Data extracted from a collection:

.....

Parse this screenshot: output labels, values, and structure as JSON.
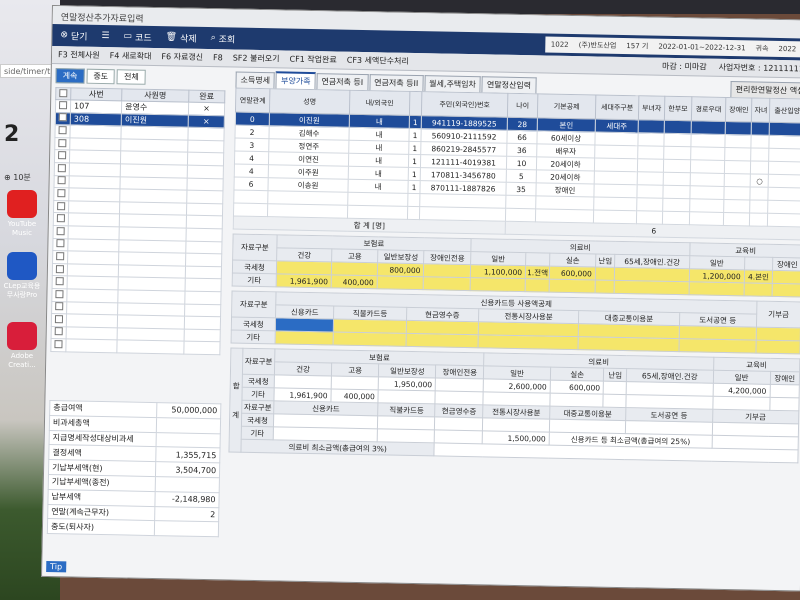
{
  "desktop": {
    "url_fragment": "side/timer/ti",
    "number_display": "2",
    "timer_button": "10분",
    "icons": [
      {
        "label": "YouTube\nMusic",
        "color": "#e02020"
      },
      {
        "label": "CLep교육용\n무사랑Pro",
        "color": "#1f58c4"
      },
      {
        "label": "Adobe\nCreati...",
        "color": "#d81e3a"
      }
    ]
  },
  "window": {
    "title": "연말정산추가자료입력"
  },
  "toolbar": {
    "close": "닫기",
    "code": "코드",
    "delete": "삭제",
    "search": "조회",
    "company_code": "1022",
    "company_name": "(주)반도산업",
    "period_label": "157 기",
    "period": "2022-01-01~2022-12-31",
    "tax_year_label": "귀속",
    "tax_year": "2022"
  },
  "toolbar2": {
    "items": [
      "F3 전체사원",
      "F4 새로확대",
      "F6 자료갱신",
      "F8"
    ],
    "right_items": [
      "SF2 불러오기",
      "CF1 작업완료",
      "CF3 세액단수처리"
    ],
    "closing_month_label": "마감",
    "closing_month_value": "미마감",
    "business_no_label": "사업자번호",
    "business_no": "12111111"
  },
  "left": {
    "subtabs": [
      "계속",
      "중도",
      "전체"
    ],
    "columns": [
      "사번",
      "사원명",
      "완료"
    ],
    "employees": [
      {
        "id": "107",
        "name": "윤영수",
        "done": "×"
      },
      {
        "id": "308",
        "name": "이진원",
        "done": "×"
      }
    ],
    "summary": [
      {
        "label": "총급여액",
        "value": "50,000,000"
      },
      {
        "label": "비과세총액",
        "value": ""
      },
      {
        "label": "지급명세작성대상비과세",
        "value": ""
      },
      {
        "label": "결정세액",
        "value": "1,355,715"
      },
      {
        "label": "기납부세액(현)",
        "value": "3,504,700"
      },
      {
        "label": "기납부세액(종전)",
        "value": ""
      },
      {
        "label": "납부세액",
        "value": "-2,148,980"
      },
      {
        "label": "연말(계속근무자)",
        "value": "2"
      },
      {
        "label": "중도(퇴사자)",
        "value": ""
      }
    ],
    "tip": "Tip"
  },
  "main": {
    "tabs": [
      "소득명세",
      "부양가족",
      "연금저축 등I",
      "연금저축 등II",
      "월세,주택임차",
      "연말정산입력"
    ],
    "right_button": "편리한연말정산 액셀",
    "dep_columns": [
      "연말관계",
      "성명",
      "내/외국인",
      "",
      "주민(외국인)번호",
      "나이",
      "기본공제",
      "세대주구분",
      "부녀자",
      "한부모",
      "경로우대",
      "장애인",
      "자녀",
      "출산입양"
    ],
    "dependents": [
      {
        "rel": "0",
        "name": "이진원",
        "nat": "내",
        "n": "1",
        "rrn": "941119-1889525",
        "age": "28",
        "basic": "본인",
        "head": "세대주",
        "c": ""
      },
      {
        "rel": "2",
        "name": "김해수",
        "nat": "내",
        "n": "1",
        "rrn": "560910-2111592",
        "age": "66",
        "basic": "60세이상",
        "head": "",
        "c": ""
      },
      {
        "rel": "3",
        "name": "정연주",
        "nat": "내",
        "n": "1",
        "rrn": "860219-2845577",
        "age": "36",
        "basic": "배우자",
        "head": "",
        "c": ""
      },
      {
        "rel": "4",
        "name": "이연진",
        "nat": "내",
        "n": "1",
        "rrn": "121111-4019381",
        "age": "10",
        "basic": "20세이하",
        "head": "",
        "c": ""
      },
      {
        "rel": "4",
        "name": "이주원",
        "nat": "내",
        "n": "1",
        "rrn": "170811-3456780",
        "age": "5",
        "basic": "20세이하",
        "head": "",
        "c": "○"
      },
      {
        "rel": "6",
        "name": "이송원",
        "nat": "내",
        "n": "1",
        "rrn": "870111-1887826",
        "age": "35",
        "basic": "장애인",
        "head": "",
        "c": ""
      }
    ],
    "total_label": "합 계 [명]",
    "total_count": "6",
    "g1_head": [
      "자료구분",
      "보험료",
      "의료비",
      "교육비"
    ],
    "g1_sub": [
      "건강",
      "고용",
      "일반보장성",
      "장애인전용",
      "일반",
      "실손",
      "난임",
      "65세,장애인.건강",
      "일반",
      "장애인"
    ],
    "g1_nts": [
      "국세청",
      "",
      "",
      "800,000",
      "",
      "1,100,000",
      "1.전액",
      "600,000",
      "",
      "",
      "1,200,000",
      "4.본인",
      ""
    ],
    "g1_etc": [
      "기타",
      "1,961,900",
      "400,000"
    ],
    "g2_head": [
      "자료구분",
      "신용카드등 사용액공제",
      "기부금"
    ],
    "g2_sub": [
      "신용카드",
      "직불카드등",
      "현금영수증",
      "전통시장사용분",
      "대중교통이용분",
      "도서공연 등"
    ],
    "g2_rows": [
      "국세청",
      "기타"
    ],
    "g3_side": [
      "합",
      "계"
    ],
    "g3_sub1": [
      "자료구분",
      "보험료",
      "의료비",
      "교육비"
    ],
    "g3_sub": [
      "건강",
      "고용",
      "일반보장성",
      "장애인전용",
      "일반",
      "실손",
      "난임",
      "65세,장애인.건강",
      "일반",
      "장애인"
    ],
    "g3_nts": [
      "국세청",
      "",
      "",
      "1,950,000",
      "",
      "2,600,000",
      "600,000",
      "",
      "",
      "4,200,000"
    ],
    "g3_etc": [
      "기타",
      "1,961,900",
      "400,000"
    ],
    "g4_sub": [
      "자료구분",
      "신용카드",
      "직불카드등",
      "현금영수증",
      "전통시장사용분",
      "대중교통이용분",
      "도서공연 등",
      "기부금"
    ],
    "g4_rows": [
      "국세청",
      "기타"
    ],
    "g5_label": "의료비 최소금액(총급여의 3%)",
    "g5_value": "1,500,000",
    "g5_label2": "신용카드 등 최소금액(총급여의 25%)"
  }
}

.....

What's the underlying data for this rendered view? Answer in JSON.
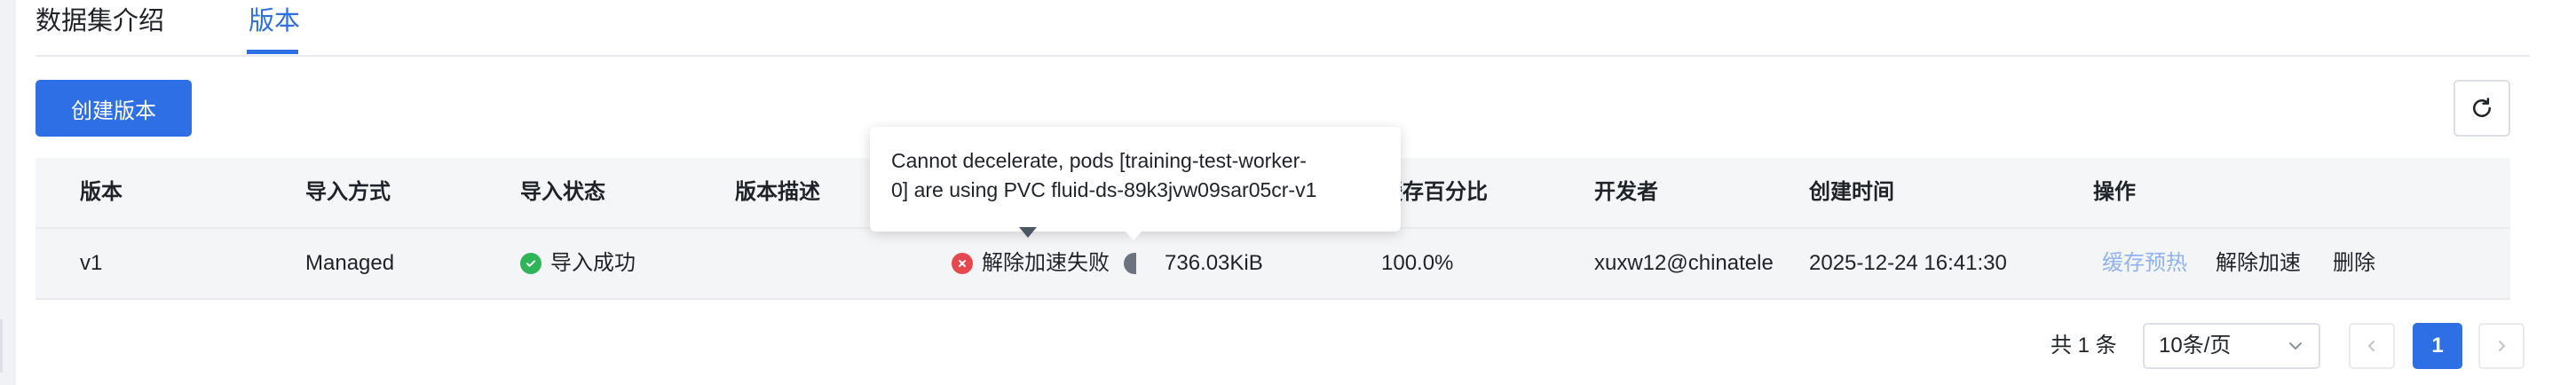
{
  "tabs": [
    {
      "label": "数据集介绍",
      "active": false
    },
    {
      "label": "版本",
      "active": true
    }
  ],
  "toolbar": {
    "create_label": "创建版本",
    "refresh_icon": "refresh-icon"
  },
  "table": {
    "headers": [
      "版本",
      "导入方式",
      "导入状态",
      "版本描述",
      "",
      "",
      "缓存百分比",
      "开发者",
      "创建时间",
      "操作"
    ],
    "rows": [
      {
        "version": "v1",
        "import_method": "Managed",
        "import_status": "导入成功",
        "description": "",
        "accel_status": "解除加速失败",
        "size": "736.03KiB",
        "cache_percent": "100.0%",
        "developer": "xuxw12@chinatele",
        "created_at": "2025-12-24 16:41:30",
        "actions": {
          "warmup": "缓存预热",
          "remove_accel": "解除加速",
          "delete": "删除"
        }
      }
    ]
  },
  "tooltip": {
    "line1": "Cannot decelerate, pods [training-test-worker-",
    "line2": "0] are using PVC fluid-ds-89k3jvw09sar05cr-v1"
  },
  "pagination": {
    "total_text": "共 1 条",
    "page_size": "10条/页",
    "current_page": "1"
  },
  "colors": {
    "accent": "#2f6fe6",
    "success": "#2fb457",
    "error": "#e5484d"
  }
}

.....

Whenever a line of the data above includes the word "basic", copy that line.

Response for this exercise
        "basic": "본인",
        "basic": "60세이상",
        "basic": "배우자",
        "basic": "20세이하",
        "basic": "20세이하",
        "basic": "장애인",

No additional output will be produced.